Since Richard Baker's debut as a Municipal Art Gallery "newcomer" in 1981, his work has gradually evolved from animated, abstract shapes skirting around and over the edge of unstretched canvases to nebulous, semiorganic forms quietly juxtaposed on murky fields. Current work uses the now popular multi-image format of artists like David Salle and Terry Winters, with seemingly disparate, incomplete or unrelated images strung together to trigger unconventional associations.

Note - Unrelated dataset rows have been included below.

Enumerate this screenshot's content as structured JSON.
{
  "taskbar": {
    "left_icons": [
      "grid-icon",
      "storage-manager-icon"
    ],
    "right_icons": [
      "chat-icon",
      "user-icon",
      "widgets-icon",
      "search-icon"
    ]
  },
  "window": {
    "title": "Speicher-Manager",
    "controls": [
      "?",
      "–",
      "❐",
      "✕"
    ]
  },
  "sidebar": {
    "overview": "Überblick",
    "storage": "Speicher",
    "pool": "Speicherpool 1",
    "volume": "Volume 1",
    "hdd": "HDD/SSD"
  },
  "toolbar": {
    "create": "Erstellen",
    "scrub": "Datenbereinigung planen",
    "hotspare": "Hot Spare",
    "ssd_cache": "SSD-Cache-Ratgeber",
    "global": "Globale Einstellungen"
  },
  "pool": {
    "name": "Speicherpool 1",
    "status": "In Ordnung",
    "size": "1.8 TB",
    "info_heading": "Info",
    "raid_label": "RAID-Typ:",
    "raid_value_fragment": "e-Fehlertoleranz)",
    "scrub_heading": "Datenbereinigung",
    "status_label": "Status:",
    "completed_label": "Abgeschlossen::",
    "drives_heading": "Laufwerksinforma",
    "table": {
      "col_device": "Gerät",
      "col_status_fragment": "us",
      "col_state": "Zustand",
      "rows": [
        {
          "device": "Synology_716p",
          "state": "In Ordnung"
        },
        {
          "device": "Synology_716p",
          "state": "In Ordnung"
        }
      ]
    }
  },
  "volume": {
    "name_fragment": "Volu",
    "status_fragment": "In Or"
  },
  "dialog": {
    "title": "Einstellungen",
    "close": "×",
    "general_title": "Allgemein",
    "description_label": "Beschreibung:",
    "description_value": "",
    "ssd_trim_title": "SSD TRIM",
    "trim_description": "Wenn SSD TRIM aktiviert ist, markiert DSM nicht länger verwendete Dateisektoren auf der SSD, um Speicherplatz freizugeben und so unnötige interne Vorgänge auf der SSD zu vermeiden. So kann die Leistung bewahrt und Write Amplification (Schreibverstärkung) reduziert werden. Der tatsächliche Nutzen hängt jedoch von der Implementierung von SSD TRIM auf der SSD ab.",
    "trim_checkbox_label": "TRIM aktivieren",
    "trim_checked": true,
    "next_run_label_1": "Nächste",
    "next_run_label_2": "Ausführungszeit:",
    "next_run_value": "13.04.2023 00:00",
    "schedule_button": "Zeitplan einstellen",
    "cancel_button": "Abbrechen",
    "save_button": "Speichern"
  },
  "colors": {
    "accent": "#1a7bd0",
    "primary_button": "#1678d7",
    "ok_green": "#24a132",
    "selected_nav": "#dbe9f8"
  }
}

The notion of pulling art away from our visual and semantic habits is not new. When Monet said he wanted to paint as if he'd just learned to see, he was aiming at this same kind of unfettered, unconditioned seeing. But Baker, like his contemporaries, is concerned with setting off fresh psychic and subconscious associations. His dislocated globs suggest bones, flowering buds or the synaptic connections of nerve fibers. When he hits his mark ("Reactor"), we feel an edgy, visceral mystery; when he's off ("Fixture"), his intentional open-endedness seems amateurish and divorced from its goal. (Cirrus, 542 Alameda St., to Oct. 17.)